foggy polarizing

Discussion in 'Photography Beginners' Forum' started by Emerana, Feb 2, 2008.

  1. Emerana

    Emerana TPF Noob!

    Joined:
    Jan 2, 2008
    Messages:
    857
    Likes Received:
    0
    Location:
    Houston, Texas
    Can others edit my Photos:
    Photos OK to edit
    I just got a polarizing filter yesterday so I took it for a "test drive" today.
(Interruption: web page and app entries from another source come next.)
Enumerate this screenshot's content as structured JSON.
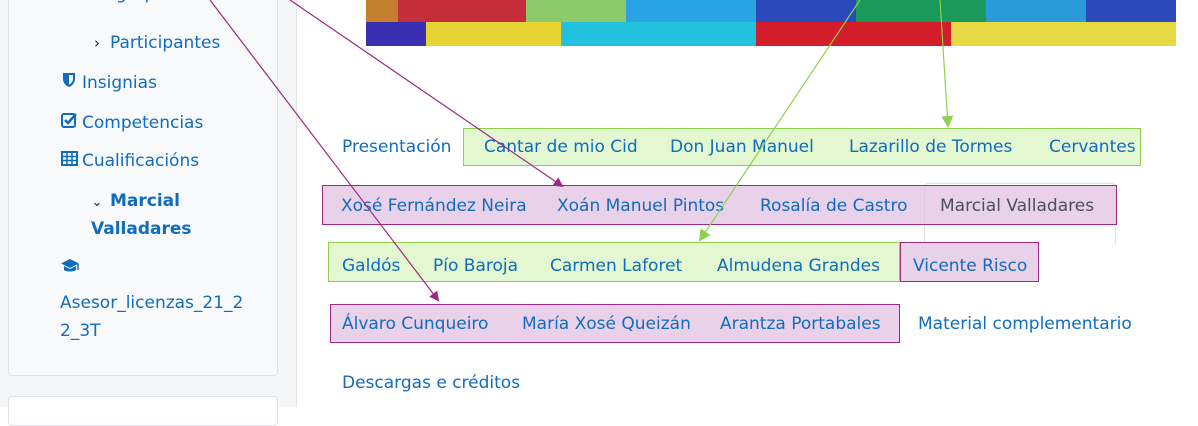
{
  "drawer": {
    "partial_item": "iongrupo",
    "items": [
      {
        "label": "Participantes",
        "icon": "chevron-right-icon"
      },
      {
        "label": "Insignias",
        "icon": "shield-icon"
      },
      {
        "label": "Competencias",
        "icon": "checkbox-icon"
      },
      {
        "label": "Cualificacións",
        "icon": "table-grid-icon"
      },
      {
        "label": "Marcial",
        "label2": "Valladares",
        "icon": "chevron-down-icon"
      },
      {
        "label": "Asesor_licenzas_21_2",
        "label2": "2_3T",
        "icon": "graduation-cap-icon"
      }
    ]
  },
  "tabs": {
    "row1": [
      "Presentación",
      "Cantar de mio Cid",
      "Don Juan Manuel",
      "Lazarillo de Tormes",
      "Cervantes"
    ],
    "row2": [
      "Xosé Fernández Neira",
      "Xoán Manuel Pintos",
      "Rosalía de Castro",
      "Marcial Valladares"
    ],
    "row3": [
      "Galdós",
      "Pío Baroja",
      "Carmen Laforet",
      "Almudena Grandes",
      "Vicente Risco"
    ],
    "row4": [
      "Álvaro Cunqueiro",
      "María Xosé Queizán",
      "Arantza Portabales",
      "Material complementario"
    ],
    "row5": [
      "Descargas e créditos"
    ],
    "active": "Marcial Valladares"
  },
  "colors": {
    "link": "#0f6cbf",
    "active_tab": "#495057",
    "group_green_border": "#8fd14f",
    "group_purple_border": "#9c2a83"
  }
}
UGH!!! Alot of photos turned out foggy while some turned out lovely (although totally needing some pp to bump up light). Is there a reason for this?

    Also when ever I tried to turn the polarizing lens I would just adjust the focus...is there a trick or am I just slow?
     
  2. Sandspur

    Sandspur TPF Noob!

    Joined:
    Jan 30, 2008
    Messages:
    241
    Likes Received:
    0
    Location:
    Pensacola, FL
    Can others edit my Photos:
    Photos NOT OK to edit
    1. I'm assuming you bought a circular polarizer and not a linear one.

    2. Foggy ... I can only guess, but I'm guessing that the fog was coming from moisture (condensation trapped between the filter and the front element of your lens.) on the filter - going from warm to cold will do that. Did your pictures get clearer after the filter had been mounted for a while?

    3. A polarizing filter actually has two rings - the one that screws into the lens and the outer one that rotates. It's tricky, but in time you'll get the hang of rotating without twisting the mounting ring and therefore the focus. (Note: If your filter doesn't have a rotating outer ring, it's a linear and not a circular polarizer. Get your money back and buy the right thing)

    I'm sure you already know this, but just in case: the polarizing effect of this filter operates on it's relative angle to the light source (the sun). So every time you change the direction in which the camera is pointed you must re-orient the filter. Otherwise, it's just operating as a darkening filter - thus causing low exposure. A polarizer does affect exposure, reducing your f stop by as much as one full stop, maybe more. Your camera's light meter takes care of this, but unless you're aware of what's happening it's possible to be shooting much lower than you thought.

    How to adjust a polarizer? Point in the direction you're going to shoot, then, while looking through the viewfinder, rotate the outer ring until you see a slight darkening of the image. It's very subtle, but you can see it. that the indicator that the filter is properly aligned and most effective.

    Hope this helps!
     
  3. Happy Hour

    Happy Hour TPF Noob!

    Joined:
    Dec 5, 2007
    Messages:
    453
    Likes Received:
    0
    Location:
    Chicago IL
    Can others edit my Photos:
    Photos OK to edit
    Was it fogging up from temperature change? Did you buy a cheap polarizer? is it separated from the threads( so that a section of it will turn without turning the threads)
     
  4. Helen B

    Helen B TPF Noob!

    Joined:
    Sep 16, 2007
    Messages:
    3,296
    Likes Received:
    465
    Location:
    Hell's Kitchen, New York
    Can others edit my Photos:
    Photos NOT OK to edit
    When you say 'foggy' do you mean low contrast? Could it be overexposure? A linear polarizer can fool the exposure meter in a camera into overexposing.

    Just a small point, but linear polarizers rotate just the same as circular. Linear polarizers have the same effect on the image as circular ones, it's just that they may affect the exposure meter or autofocus system.

    If the filter isn't marked linear or circular, you can tell the difference by looking at the filter from both sides while rotating it and observing reflections from glass, for example. A linear polarizer behaves exactly the same whether you look at it from the back or the front. A circular polarizer will have a noticeable reduction in effect when you look through it backwards. A circular polarizer is a linear polarizer followed by a depolarizer, in simple terms.

    Best,
    Helen
     
  5. Emerana

    Emerana TPF Noob!

    Joined:
    Jan 2, 2008
    Messages:
    857
    Likes Received:
    0
    Location:
    Houston, Texas
    Can others edit my Photos:
    Photos OK to edit
    Thanks for the feedback. Yes circular. Yes expensive (B+W, good quality). It seemed to e worse after I switched to my 50 f/1.8...maybe it did just get dirty or something...

    we were outside the whole time, it was warm...but we were next to the water. My guess is it was the lens, maybe dirty or smudged...I looked closer and noticed my nice photos were with one and not the other.
     

Share This Page

Search tags for this page
circular polarizer fog
,
circular polarizer fogged
,
polarizer makes pictures foggy
,

polarizing filter foggy